Making Standards Stick
The debate over a WTO social clause has reached an impasse. Accordingly, there is no internationally binding enforcement mechanism to protect workers’ rights in the South. Even the ILO, charged with this responsibility, has no means to enforce compliance with its conventions. It is doubtful that the Global Compact initiated in 1999 by UN Secretary-General Kofi Annan, which draws up guidelines for good corporate practices in the areas of human rights, labor rights, and the environment, will be useful, because it too lacks an enforcement mechanism. No competent global forum can enforce a verdict when a nation or its enterprises contravene fundamental labor rights.

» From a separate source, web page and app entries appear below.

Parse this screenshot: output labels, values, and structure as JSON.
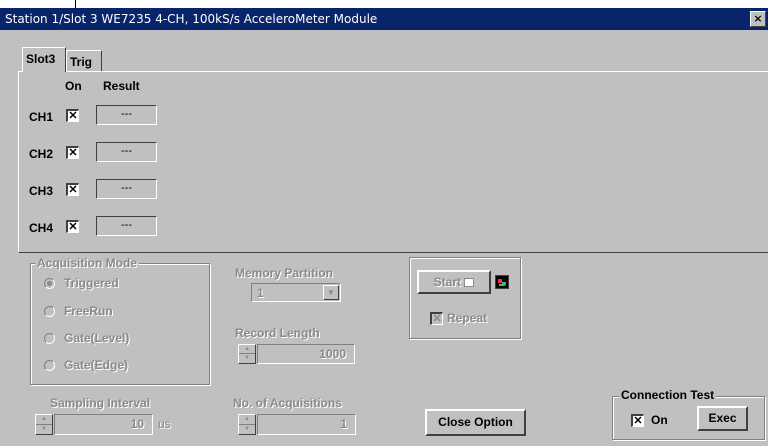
{
  "window": {
    "title": "Station 1/Slot 3 WE7235 4-CH, 100kS/s AcceleroMeter Module",
    "close_glyph": "×"
  },
  "tabs": [
    {
      "label": "Slot3"
    },
    {
      "label": "Trig"
    }
  ],
  "channels_table": {
    "headers": {
      "on": "On",
      "result": "Result"
    },
    "rows": [
      {
        "label": "CH1",
        "checked": true,
        "check_glyph": "✕",
        "result": "---"
      },
      {
        "label": "CH2",
        "checked": true,
        "check_glyph": "✕",
        "result": "---"
      },
      {
        "label": "CH3",
        "checked": true,
        "check_glyph": "✕",
        "result": "---"
      },
      {
        "label": "CH4",
        "checked": true,
        "check_glyph": "✕",
        "result": "---"
      }
    ]
  },
  "acquisition_mode": {
    "title": "Acquisition Mode",
    "options": [
      {
        "label": "Triggered",
        "selected": true
      },
      {
        "label": "FreeRun",
        "selected": false
      },
      {
        "label": "Gate(Level)",
        "selected": false
      },
      {
        "label": "Gate(Edge)",
        "selected": false
      }
    ]
  },
  "memory_partition": {
    "label": "Memory Partition",
    "value": "1",
    "arrow": "▼"
  },
  "record_length": {
    "label": "Record Length",
    "value": "1000"
  },
  "sampling_interval": {
    "label": "Sampling Interval",
    "value": "10",
    "unit": "us"
  },
  "no_of_acquisitions": {
    "label": "No. of Acquisitions",
    "value": "1"
  },
  "start_panel": {
    "start_label": "Start",
    "repeat_label": "Repeat",
    "repeat_glyph": "✕"
  },
  "close_option": {
    "label": "Close Option"
  },
  "connection_test": {
    "title": "Connection Test",
    "on_label": "On",
    "on_glyph": "✕",
    "exec_label": "Exec"
  },
  "colors": {
    "titlebar": "#08246b",
    "face": "#c0c0c0",
    "disabled_text": "#8a8a8a"
  }
}
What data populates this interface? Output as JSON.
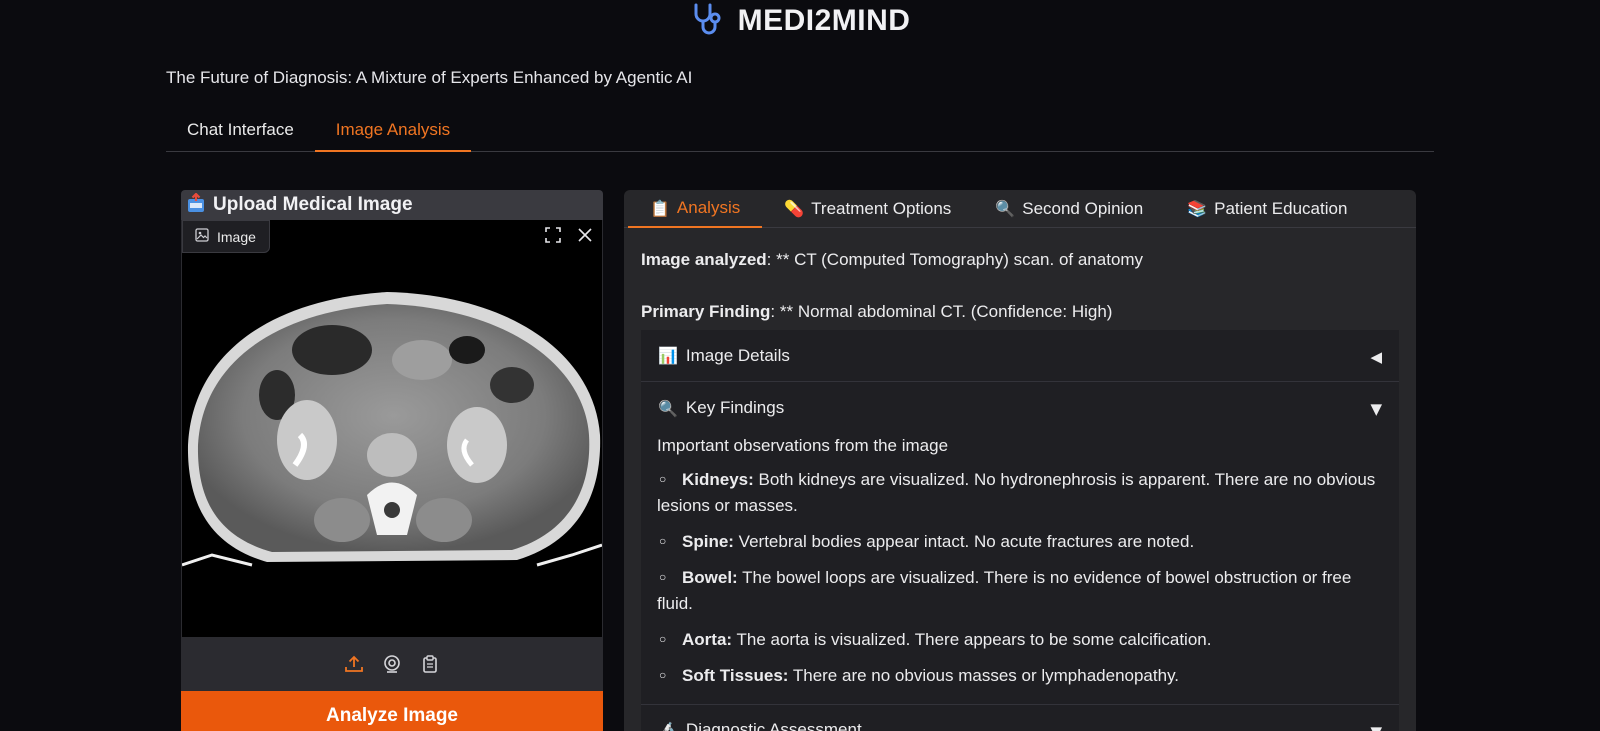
{
  "app": {
    "title": "MEDI2MIND",
    "subtitle": "The Future of Diagnosis: A Mixture of Experts Enhanced by Agentic AI",
    "logo_icon": "stethoscope-icon"
  },
  "main_tabs": [
    {
      "label": "Chat Interface",
      "active": false
    },
    {
      "label": "Image Analysis",
      "active": true
    }
  ],
  "upload": {
    "title": "Upload Medical Image",
    "image_label": "Image",
    "analyze_label": "Analyze Image",
    "image_description": "axial abdominal CT slice"
  },
  "result_tabs": [
    {
      "label": "Analysis",
      "icon": "📋",
      "active": true
    },
    {
      "label": "Treatment Options",
      "icon": "💊",
      "active": false
    },
    {
      "label": "Second Opinion",
      "icon": "🔍",
      "active": false
    },
    {
      "label": "Patient Education",
      "icon": "📚",
      "active": false
    }
  ],
  "analysis": {
    "image_analyzed_label": "Image analyzed",
    "image_analyzed_value": ": ** CT (Computed Tomography) scan. of anatomy",
    "primary_finding_label": "Primary Finding",
    "primary_finding_value": ": ** Normal abdominal CT. (Confidence: High)"
  },
  "sections": {
    "image_details": {
      "icon": "📊",
      "label": "Image Details",
      "toggle": "◀"
    },
    "key_findings": {
      "icon": "🔍",
      "label": "Key Findings",
      "toggle": "▼",
      "intro": "Important observations from the image",
      "items": [
        {
          "term": "Kidneys:",
          "text": " Both kidneys are visualized. No hydronephrosis is apparent. There are no obvious lesions or masses."
        },
        {
          "term": "Spine:",
          "text": " Vertebral bodies appear intact. No acute fractures are noted."
        },
        {
          "term": "Bowel:",
          "text": " The bowel loops are visualized. There is no evidence of bowel obstruction or free fluid."
        },
        {
          "term": "Aorta:",
          "text": " The aorta is visualized. There appears to be some calcification."
        },
        {
          "term": "Soft Tissues:",
          "text": " There are no obvious masses or lymphadenopathy."
        }
      ]
    },
    "diagnostic_assessment": {
      "icon": "🔬",
      "label": "Diagnostic Assessment",
      "toggle": "▼"
    }
  },
  "colors": {
    "accent": "#f07522",
    "button": "#ea580c",
    "panel": "#27272a",
    "background": "#0b0b0f"
  }
}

Governments and trade unions of the South must confront this challenge. Their campaign against the North’s protectionism has done little to improve the lot of their own work forces in export industries. They have to face the fact that they are competing among themselves—and that they themselves are partially responsible for the decline in wages and labor standards. The growing crisis in back wages (and wages simply never paid) owed to Chinese migrant workers shows that the bottom is continuing to fall. China is a key player in the South-South competition, and unless other countries can convince China to form or join a Southern consensus to put an international floor beneath wages, the scenario will only worsen. Only through enforceable minimum-wage standards can these countries prevent Northern corporations and intermediate suppliers from playing them off against each other. The possibility of WTO trade sanctions would deter abuses and give incentives to national labor-law enforcement. It would give all nations the right to complain about violations in an international forum. Picking up where President Bill Clinton and other developed-country leaders left off in Seattle, the WTO should devise a regulatory regime in line with a labor “social clause,” so that violators, both governments and corporations, can be sanctioned if they contravene it. This scheme or something similar to it will be necessary before labor standards can be expected to improve—or even just stabilize. The globalization of capital has made the world smaller and safer for investors; now the question before the world community is whether it can do the same for workers.